## [Work required]
Write out every entry exactly as it stands.

*** Entries supplied ***

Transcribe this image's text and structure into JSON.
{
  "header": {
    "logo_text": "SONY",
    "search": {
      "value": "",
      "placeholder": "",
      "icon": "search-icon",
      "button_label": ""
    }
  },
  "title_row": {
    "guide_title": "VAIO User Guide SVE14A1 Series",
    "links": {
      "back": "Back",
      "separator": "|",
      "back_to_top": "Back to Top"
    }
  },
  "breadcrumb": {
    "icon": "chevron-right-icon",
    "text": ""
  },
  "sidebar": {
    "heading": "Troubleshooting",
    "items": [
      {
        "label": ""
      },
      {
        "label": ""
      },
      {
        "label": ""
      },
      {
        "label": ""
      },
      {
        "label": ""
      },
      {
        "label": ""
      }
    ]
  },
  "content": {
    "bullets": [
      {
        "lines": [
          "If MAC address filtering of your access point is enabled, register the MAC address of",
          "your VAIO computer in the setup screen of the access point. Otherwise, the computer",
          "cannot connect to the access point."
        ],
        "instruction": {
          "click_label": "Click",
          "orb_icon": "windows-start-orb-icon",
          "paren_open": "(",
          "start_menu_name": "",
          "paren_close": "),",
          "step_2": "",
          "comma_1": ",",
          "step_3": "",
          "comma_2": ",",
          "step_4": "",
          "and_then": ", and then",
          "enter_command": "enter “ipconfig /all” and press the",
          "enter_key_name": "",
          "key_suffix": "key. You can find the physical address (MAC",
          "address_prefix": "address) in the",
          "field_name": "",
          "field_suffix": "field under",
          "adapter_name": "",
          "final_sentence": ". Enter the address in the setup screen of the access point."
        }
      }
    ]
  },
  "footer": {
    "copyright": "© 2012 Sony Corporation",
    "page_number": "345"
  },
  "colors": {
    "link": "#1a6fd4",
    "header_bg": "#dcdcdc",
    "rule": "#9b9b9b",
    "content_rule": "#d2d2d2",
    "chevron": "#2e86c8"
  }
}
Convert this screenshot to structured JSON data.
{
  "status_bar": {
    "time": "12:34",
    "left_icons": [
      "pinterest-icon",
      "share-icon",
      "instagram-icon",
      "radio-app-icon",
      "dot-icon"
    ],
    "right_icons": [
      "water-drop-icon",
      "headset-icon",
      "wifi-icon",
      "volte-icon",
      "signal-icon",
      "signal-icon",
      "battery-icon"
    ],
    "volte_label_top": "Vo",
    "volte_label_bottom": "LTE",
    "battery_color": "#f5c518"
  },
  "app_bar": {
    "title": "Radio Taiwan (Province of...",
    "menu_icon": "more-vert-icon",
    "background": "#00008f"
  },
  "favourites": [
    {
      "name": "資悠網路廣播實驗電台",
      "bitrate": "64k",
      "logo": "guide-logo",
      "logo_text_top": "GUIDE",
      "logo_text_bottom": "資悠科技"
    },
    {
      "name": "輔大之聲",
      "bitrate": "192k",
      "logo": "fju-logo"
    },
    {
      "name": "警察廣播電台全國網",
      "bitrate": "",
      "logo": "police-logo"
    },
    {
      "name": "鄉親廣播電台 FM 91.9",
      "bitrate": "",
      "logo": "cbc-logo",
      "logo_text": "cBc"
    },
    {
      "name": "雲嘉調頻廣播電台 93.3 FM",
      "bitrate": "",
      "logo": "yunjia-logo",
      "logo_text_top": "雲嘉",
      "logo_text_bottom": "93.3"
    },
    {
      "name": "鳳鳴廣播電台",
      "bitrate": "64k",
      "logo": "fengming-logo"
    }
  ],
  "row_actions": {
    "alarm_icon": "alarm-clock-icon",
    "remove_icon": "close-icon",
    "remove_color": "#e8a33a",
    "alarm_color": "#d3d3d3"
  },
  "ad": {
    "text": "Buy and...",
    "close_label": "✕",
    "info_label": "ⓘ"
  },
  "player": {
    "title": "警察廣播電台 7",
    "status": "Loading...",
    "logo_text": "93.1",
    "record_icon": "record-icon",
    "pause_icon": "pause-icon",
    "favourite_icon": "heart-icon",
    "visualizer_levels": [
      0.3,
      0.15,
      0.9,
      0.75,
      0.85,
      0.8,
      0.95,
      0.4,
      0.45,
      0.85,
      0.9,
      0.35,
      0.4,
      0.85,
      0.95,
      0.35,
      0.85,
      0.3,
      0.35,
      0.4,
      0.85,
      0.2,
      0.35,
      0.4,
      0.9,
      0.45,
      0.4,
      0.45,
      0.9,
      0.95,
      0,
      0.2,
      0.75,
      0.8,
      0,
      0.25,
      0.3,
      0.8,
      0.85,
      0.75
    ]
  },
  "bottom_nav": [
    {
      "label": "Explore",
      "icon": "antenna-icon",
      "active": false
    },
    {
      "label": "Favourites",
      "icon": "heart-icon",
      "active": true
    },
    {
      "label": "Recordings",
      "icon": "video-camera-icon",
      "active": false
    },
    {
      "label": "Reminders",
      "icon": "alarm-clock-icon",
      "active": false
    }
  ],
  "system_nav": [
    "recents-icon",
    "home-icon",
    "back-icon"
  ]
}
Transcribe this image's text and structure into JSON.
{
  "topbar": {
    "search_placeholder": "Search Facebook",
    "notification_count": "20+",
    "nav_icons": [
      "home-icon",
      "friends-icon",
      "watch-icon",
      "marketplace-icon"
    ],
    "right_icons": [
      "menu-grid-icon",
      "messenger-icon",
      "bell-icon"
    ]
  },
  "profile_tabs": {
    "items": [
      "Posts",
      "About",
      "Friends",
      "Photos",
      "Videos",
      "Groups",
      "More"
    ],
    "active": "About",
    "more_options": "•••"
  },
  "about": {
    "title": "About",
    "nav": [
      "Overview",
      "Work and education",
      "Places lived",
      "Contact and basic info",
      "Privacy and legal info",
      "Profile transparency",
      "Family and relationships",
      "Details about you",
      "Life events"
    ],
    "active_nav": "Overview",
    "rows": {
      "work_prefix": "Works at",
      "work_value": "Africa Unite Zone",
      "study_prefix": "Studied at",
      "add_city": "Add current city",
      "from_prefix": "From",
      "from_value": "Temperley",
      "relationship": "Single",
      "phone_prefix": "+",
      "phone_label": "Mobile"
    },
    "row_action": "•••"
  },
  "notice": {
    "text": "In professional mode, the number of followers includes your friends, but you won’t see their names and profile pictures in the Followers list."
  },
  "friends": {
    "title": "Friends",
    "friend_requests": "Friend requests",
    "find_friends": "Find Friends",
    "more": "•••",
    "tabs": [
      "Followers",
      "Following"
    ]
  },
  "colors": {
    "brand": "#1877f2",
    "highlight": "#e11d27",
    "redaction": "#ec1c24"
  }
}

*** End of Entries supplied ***

## [Task output]
Transcribe this image's text and structure into JSON.
{
  "header": {
    "logo_text": "SONY",
    "search": {
      "value": "",
      "placeholder": "",
      "icon": "search-icon",
      "button_label": ""
    }
  },
  "title_row": {
    "guide_title": "VAIO User Guide SVE14A1 Series",
    "links": {
      "back": "Back",
      "separator": "|",
      "back_to_top": "Back to Top"
    }
  },
  "breadcrumb": {
    "icon": "chevron-right-icon",
    "text": ""
  },
  "sidebar": {
    "heading": "Troubleshooting",
    "items": [
      {
        "label": ""
      },
      {
        "label": ""
      },
      {
        "label": ""
      },
      {
        "label": ""
      },
      {
        "label": ""
      },
      {
        "label": ""
      }
    ]
  },
  "content": {
    "bullets": [
      {
        "lines": [
          "If MAC address filtering of your access point is enabled, register the MAC address of",
          "your VAIO computer in the setup screen of the access point. Otherwise, the computer",
          "cannot connect to the access point."
        ],
        "instruction": {
          "click_label": "Click",
          "orb_icon": "windows-start-orb-icon",
          "paren_open": "(",
          "start_menu_name": "",
          "paren_close": "),",
          "step_2": "",
          "comma_1": ",",
          "step_3": "",
          "comma_2": ",",
          "step_4": "",
          "and_then": ", and then",
          "enter_command": "enter “ipconfig /all” and press the",
          "enter_key_name": "",
          "key_suffix": "key. You can find the physical address (MAC",
          "address_prefix": "address) in the",
          "field_name": "",
          "field_suffix": "field under",
          "adapter_name": "",
          "final_sentence": ". Enter the address in the setup screen of the access point."
        }
      }
    ]
  },
  "footer": {
    "copyright": "© 2012 Sony Corporation",
    "page_number": "345"
  },
  "colors": {
    "link": "#1a6fd4",
    "header_bg": "#dcdcdc",
    "rule": "#9b9b9b",
    "content_rule": "#d2d2d2",
    "chevron": "#2e86c8"
  }
}
Convert this screenshot to structured JSON data.
{
  "status_bar": {
    "time": "12:34",
    "left_icons": [
      "pinterest-icon",
      "share-icon",
      "instagram-icon",
      "radio-app-icon",
      "dot-icon"
    ],
    "right_icons": [
      "water-drop-icon",
      "headset-icon",
      "wifi-icon",
      "volte-icon",
      "signal-icon",
      "signal-icon",
      "battery-icon"
    ],
    "volte_label_top": "Vo",
    "volte_label_bottom": "LTE",
    "battery_color": "#f5c518"
  },
  "app_bar": {
    "title": "Radio Taiwan (Province of...",
    "menu_icon": "more-vert-icon",
    "background": "#00008f"
  },
  "favourites": [
    {
      "name": "資悠網路廣播實驗電台",
      "bitrate": "64k",
      "logo": "guide-logo",
      "logo_text_top": "GUIDE",
      "logo_text_bottom": "資悠科技"
    },
    {
      "name": "輔大之聲",
      "bitrate": "192k",
      "logo": "fju-logo"
    },
    {
      "name": "警察廣播電台全國網",
      "bitrate": "",
      "logo": "police-logo"
    },
    {
      "name": "鄉親廣播電台 FM 91.9",
      "bitrate": "",
      "logo": "cbc-logo",
      "logo_text": "cBc"
    },
    {
      "name": "雲嘉調頻廣播電台 93.3 FM",
      "bitrate": "",
      "logo": "yunjia-logo",
      "logo_text_top": "雲嘉",
      "logo_text_bottom": "93.3"
    },
    {
      "name": "鳳鳴廣播電台",
      "bitrate": "64k",
      "logo": "fengming-logo"
    }
  ],
  "row_actions": {
    "alarm_icon": "alarm-clock-icon",
    "remove_icon": "close-icon",
    "remove_color": "#e8a33a",
    "alarm_color": "#d3d3d3"
  },
  "ad": {
    "text": "Buy and...",
    "close_label": "✕",
    "info_label": "ⓘ"
  },
  "player": {
    "title": "警察廣播電台 7",
    "status": "Loading...",
    "logo_text": "93.1",
    "record_icon": "record-icon",
    "pause_icon": "pause-icon",
    "favourite_icon": "heart-icon",
    "visualizer_levels": [
      0.3,
      0.15,
      0.9,
      0.75,
      0.85,
      0.8,
      0.95,
      0.4,
      0.45,
      0.85,
      0.9,
      0.35,
      0.4,
      0.85,
      0.95,
      0.35,
      0.85,
      0.3,
      0.35,
      0.4,
      0.85,
      0.2,
      0.35,
      0.4,
      0.9,
      0.45,
      0.4,
      0.45,
      0.9,
      0.95,
      0,
      0.2,
      0.75,
      0.8,
      0,
      0.25,
      0.3,
      0.8,
      0.85,
      0.75
    ]
  },
  "bottom_nav": [
    {
      "label": "Explore",
      "icon": "antenna-icon",
      "active": false
    },
    {
      "label": "Favourites",
      "icon": "heart-icon",
      "active": true
    },
    {
      "label": "Recordings",
      "icon": "video-camera-icon",
      "active": false
    },
    {
      "label": "Reminders",
      "icon": "alarm-clock-icon",
      "active": false
    }
  ],
  "system_nav": [
    "recents-icon",
    "home-icon",
    "back-icon"
  ]
}
Transcribe this image's text and structure into JSON.
{
  "topbar": {
    "search_placeholder": "Search Facebook",
    "notification_count": "20+",
    "nav_icons": [
      "home-icon",
      "friends-icon",
      "watch-icon",
      "marketplace-icon"
    ],
    "right_icons": [
      "menu-grid-icon",
      "messenger-icon",
      "bell-icon"
    ]
  },
  "profile_tabs": {
    "items": [
      "Posts",
      "About",
      "Friends",
      "Photos",
      "Videos",
      "Groups",
      "More"
    ],
    "active": "About",
    "more_options": "•••"
  },
  "about": {
    "title": "About",
    "nav": [
      "Overview",
      "Work and education",
      "Places lived",
      "Contact and basic info",
      "Privacy and legal info",
      "Profile transparency",
      "Family and relationships",
      "Details about you",
      "Life events"
    ],
    "active_nav": "Overview",
    "rows": {
      "work_prefix": "Works at",
      "work_value": "Africa Unite Zone",
      "study_prefix": "Studied at",
      "add_city": "Add current city",
      "from_prefix": "From",
      "from_value": "Temperley",
      "relationship": "Single",
      "phone_prefix": "+",
      "phone_label": "Mobile"
    },
    "row_action": "•••"
  },
  "notice": {
    "text": "In professional mode, the number of followers includes your friends, but you won’t see their names and profile pictures in the Followers list."
  },
  "friends": {
    "title": "Friends",
    "friend_requests": "Friend requests",
    "find_friends": "Find Friends",
    "more": "•••",
    "tabs": [
      "Followers",
      "Following"
    ]
  },
  "colors": {
    "brand": "#1877f2",
    "highlight": "#e11d27",
    "redaction": "#ec1c24"
  }
}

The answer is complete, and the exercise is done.